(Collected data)
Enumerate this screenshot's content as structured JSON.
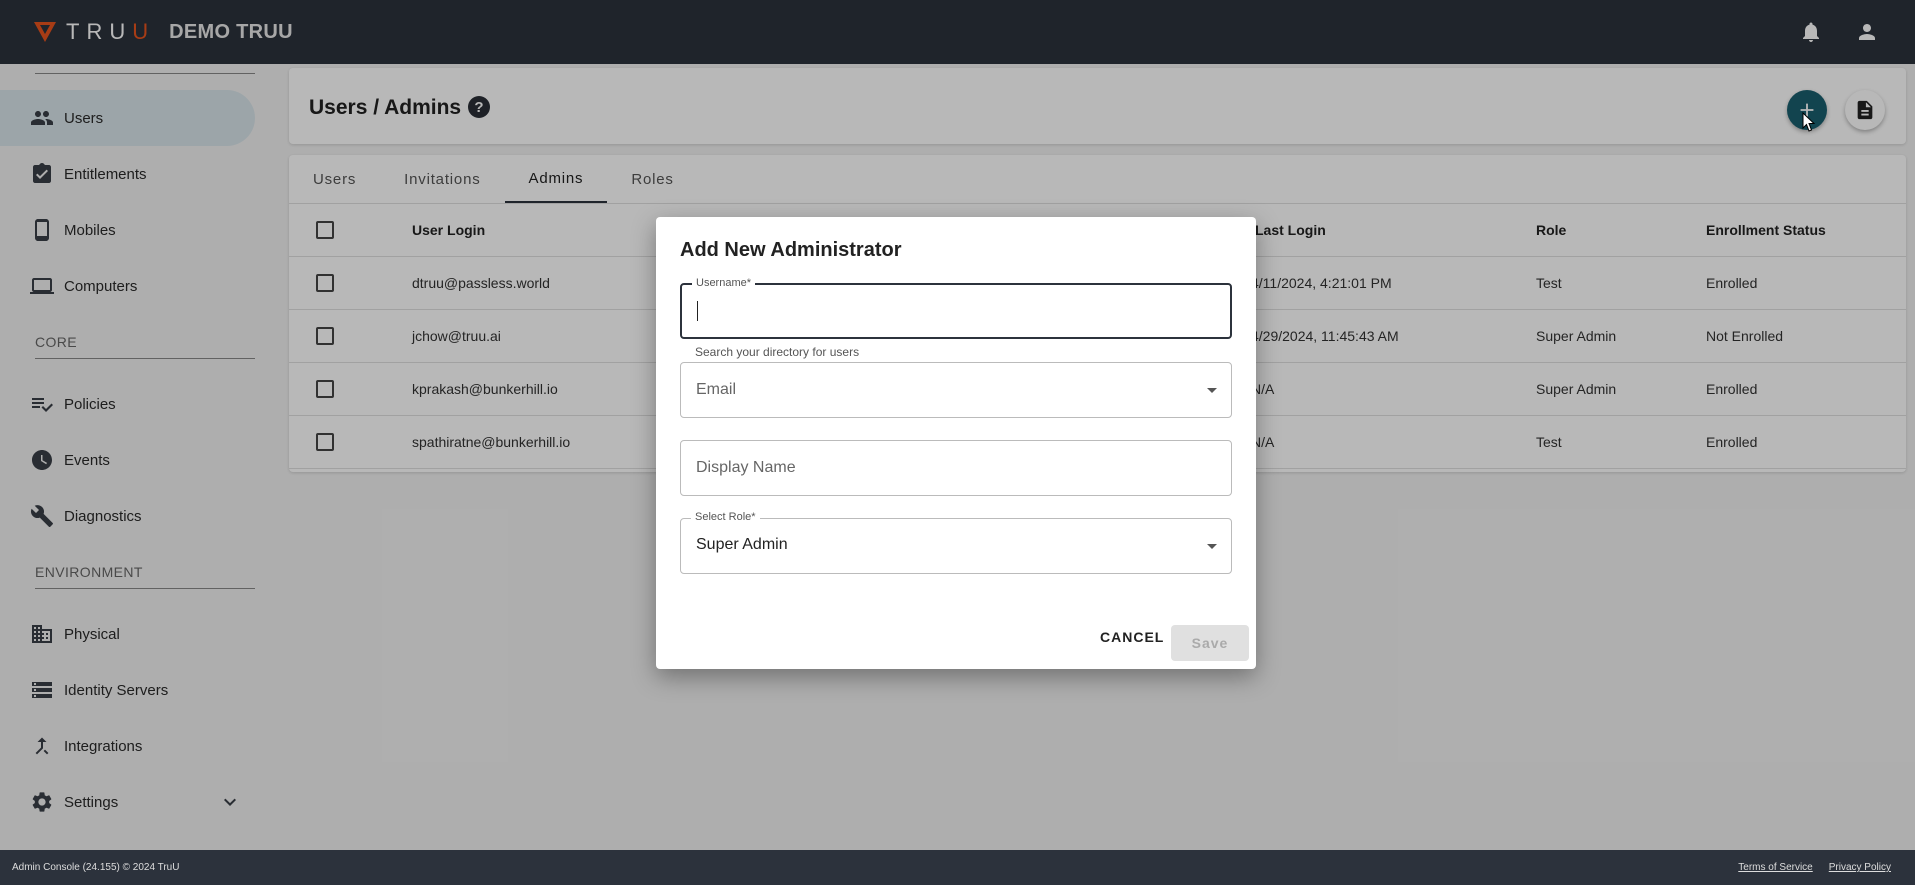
{
  "brand": {
    "logo_prefix": "TRU",
    "logo_suffix": "U",
    "tenant": "DEMO TRUU"
  },
  "sidebar": {
    "items": [
      {
        "label": "Users"
      },
      {
        "label": "Entitlements"
      },
      {
        "label": "Mobiles"
      },
      {
        "label": "Computers"
      },
      {
        "label": "Policies"
      },
      {
        "label": "Events"
      },
      {
        "label": "Diagnostics"
      },
      {
        "label": "Physical"
      },
      {
        "label": "Identity Servers"
      },
      {
        "label": "Integrations"
      },
      {
        "label": "Settings"
      }
    ],
    "sections": {
      "core": "CORE",
      "environment": "ENVIRONMENT"
    }
  },
  "header": {
    "title": "Users / Admins",
    "help": "?"
  },
  "tabs": [
    "Users",
    "Invitations",
    "Admins",
    "Roles"
  ],
  "table": {
    "columns": {
      "user_login": "User Login",
      "last_login": "Last Login",
      "role": "Role",
      "enrollment": "Enrollment Status"
    },
    "rows": [
      {
        "user": "dtruu@passless.world",
        "last_login": "4/11/2024, 4:21:01 PM",
        "role": "Test",
        "status": "Enrolled"
      },
      {
        "user": "jchow@truu.ai",
        "last_login": "4/29/2024, 11:45:43 AM",
        "role": "Super Admin",
        "status": "Not Enrolled"
      },
      {
        "user": "kprakash@bunkerhill.io",
        "last_login": "N/A",
        "role": "Super Admin",
        "status": "Enrolled"
      },
      {
        "user": "spathiratne@bunkerhill.io",
        "last_login": "N/A",
        "role": "Test",
        "status": "Enrolled"
      }
    ]
  },
  "dialog": {
    "title": "Add New Administrator",
    "username_label": "Username*",
    "username_value": "",
    "username_helper": "Search your directory for users",
    "email_placeholder": "Email",
    "display_name_placeholder": "Display Name",
    "role_label": "Select Role*",
    "role_value": "Super Admin",
    "cancel": "Cancel",
    "save": "Save"
  },
  "footer": {
    "left": "Admin Console (24.155) © 2024 TruU",
    "terms": "Terms of Service",
    "privacy": "Privacy Policy"
  },
  "colors": {
    "topbar": "#2c323c",
    "brand_orange": "#e8541e",
    "accent_teal": "#1a5f6e",
    "active_nav": "#d9e5ea"
  }
}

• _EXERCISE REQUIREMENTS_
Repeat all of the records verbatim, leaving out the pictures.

• _FINISHED TASK_
Enumerate this screenshot's content as structured JSON.
{
  "brand": {
    "logo_prefix": "TRU",
    "logo_suffix": "U",
    "tenant": "DEMO TRUU"
  },
  "sidebar": {
    "items": [
      {
        "label": "Users"
      },
      {
        "label": "Entitlements"
      },
      {
        "label": "Mobiles"
      },
      {
        "label": "Computers"
      },
      {
        "label": "Policies"
      },
      {
        "label": "Events"
      },
      {
        "label": "Diagnostics"
      },
      {
        "label": "Physical"
      },
      {
        "label": "Identity Servers"
      },
      {
        "label": "Integrations"
      },
      {
        "label": "Settings"
      }
    ],
    "sections": {
      "core": "CORE",
      "environment": "ENVIRONMENT"
    }
  },
  "header": {
    "title": "Users / Admins",
    "help": "?"
  },
  "tabs": [
    "Users",
    "Invitations",
    "Admins",
    "Roles"
  ],
  "table": {
    "columns": {
      "user_login": "User Login",
      "last_login": "Last Login",
      "role": "Role",
      "enrollment": "Enrollment Status"
    },
    "rows": [
      {
        "user": "dtruu@passless.world",
        "last_login": "4/11/2024, 4:21:01 PM",
        "role": "Test",
        "status": "Enrolled"
      },
      {
        "user": "jchow@truu.ai",
        "last_login": "4/29/2024, 11:45:43 AM",
        "role": "Super Admin",
        "status": "Not Enrolled"
      },
      {
        "user": "kprakash@bunkerhill.io",
        "last_login": "N/A",
        "role": "Super Admin",
        "status": "Enrolled"
      },
      {
        "user": "spathiratne@bunkerhill.io",
        "last_login": "N/A",
        "role": "Test",
        "status": "Enrolled"
      }
    ]
  },
  "dialog": {
    "title": "Add New Administrator",
    "username_label": "Username*",
    "username_value": "",
    "username_helper": "Search your directory for users",
    "email_placeholder": "Email",
    "display_name_placeholder": "Display Name",
    "role_label": "Select Role*",
    "role_value": "Super Admin",
    "cancel": "Cancel",
    "save": "Save"
  },
  "footer": {
    "left": "Admin Console (24.155) © 2024 TruU",
    "terms": "Terms of Service",
    "privacy": "Privacy Policy"
  },
  "colors": {
    "topbar": "#2c323c",
    "brand_orange": "#e8541e",
    "accent_teal": "#1a5f6e",
    "active_nav": "#d9e5ea"
  }
}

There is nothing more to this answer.